• **Directions**: Copy each line from the entries that the word "TakeProfit" appears in.

[Dataset rows for apps and sites]
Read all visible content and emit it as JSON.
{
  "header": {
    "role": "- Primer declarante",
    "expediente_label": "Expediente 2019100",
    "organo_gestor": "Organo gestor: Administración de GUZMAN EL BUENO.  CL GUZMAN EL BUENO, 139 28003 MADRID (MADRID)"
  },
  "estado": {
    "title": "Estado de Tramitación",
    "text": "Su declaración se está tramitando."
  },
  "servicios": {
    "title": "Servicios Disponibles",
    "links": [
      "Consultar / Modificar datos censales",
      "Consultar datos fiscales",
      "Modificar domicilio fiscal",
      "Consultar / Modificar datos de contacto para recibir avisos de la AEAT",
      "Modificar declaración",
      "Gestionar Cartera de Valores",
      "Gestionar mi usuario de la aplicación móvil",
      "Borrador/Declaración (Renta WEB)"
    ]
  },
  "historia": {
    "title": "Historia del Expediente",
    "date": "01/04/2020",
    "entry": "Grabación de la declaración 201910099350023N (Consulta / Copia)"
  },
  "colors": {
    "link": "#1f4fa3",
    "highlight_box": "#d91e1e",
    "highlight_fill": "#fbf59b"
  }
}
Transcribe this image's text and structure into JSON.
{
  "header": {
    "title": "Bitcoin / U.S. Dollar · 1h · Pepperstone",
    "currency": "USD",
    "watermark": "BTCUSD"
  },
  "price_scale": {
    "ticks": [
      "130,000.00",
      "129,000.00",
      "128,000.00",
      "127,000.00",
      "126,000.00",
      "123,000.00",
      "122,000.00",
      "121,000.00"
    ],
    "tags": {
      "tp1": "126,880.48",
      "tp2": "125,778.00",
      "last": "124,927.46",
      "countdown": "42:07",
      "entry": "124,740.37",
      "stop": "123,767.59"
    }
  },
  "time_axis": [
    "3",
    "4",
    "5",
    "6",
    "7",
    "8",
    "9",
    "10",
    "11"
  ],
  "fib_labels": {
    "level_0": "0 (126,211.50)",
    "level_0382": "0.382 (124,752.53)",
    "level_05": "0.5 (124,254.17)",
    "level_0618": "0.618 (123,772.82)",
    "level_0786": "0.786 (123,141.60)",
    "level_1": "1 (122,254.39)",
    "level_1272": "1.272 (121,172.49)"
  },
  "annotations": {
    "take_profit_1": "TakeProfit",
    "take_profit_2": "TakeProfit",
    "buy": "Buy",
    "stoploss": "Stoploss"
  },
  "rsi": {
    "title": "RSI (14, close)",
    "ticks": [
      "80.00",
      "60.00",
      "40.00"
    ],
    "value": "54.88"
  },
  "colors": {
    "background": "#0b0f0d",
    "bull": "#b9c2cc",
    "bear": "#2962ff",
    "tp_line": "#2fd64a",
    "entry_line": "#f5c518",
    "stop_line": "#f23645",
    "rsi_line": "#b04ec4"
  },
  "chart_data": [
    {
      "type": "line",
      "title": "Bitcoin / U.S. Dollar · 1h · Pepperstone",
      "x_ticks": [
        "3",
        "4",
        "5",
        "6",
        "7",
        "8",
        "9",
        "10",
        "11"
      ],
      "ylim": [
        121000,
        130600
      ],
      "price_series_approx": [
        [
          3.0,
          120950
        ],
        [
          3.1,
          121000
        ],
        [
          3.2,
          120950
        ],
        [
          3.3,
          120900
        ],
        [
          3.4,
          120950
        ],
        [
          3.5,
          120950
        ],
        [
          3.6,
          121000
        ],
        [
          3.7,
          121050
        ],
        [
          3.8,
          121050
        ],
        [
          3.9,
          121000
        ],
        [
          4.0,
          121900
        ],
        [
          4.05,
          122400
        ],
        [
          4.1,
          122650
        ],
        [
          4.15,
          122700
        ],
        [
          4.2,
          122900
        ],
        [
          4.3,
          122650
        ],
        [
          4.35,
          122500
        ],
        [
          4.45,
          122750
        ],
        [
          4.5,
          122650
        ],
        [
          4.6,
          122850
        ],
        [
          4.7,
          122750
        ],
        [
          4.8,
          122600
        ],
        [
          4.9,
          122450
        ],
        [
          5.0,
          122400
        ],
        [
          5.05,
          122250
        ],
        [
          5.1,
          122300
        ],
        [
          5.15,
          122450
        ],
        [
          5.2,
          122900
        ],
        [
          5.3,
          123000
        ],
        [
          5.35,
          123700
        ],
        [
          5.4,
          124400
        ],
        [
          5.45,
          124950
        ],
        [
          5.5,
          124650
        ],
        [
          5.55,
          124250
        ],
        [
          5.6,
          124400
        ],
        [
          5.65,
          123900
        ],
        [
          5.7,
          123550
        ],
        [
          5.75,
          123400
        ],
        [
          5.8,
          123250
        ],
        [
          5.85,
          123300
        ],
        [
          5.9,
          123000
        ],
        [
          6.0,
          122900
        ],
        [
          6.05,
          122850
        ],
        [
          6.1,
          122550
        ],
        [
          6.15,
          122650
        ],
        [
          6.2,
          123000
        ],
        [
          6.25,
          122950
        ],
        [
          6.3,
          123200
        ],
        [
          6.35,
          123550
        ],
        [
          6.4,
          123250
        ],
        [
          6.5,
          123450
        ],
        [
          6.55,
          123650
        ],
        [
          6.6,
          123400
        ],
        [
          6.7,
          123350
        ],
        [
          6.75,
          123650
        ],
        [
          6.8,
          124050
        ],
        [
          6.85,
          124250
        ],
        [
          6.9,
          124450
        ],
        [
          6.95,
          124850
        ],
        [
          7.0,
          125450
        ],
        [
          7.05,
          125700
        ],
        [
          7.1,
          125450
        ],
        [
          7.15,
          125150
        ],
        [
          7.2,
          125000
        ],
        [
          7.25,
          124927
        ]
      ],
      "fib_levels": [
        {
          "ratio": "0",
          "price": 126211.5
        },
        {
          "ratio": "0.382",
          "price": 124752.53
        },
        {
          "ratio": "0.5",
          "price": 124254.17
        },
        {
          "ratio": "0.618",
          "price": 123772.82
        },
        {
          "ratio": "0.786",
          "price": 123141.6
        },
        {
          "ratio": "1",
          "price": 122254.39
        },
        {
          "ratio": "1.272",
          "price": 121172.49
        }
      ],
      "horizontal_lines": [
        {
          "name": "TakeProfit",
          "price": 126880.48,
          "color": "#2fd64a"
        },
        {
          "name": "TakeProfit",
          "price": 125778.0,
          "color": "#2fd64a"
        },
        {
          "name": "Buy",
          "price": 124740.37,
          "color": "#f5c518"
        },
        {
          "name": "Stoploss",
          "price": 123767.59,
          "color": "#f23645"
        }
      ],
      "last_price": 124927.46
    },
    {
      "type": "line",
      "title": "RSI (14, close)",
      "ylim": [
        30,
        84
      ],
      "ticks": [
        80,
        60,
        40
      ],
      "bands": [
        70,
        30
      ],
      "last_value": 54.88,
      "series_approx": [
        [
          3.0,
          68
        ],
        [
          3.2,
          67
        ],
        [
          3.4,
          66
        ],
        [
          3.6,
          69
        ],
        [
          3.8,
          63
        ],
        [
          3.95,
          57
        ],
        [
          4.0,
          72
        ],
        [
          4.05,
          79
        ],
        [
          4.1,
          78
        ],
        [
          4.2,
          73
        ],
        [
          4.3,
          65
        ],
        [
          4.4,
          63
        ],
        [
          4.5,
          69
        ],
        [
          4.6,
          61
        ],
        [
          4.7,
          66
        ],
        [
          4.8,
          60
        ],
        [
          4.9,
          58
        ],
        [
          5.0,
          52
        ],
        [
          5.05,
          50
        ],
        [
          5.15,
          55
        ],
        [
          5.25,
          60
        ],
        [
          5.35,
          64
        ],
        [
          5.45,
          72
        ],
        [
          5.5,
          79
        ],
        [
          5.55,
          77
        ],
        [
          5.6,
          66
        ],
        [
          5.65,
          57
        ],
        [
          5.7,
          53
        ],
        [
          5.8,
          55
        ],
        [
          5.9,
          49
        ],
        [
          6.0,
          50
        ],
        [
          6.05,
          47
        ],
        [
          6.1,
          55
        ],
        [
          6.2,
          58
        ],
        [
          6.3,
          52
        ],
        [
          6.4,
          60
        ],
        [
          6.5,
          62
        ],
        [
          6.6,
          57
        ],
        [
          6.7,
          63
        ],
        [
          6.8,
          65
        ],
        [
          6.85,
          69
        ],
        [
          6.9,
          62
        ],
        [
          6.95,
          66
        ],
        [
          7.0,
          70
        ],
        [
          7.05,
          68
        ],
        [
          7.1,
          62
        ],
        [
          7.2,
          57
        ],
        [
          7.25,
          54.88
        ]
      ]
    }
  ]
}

• **Answer**:
    "take_profit_1": "TakeProfit",
    "take_profit_2": "TakeProfit",
          "name": "TakeProfit",
          "name": "TakeProfit",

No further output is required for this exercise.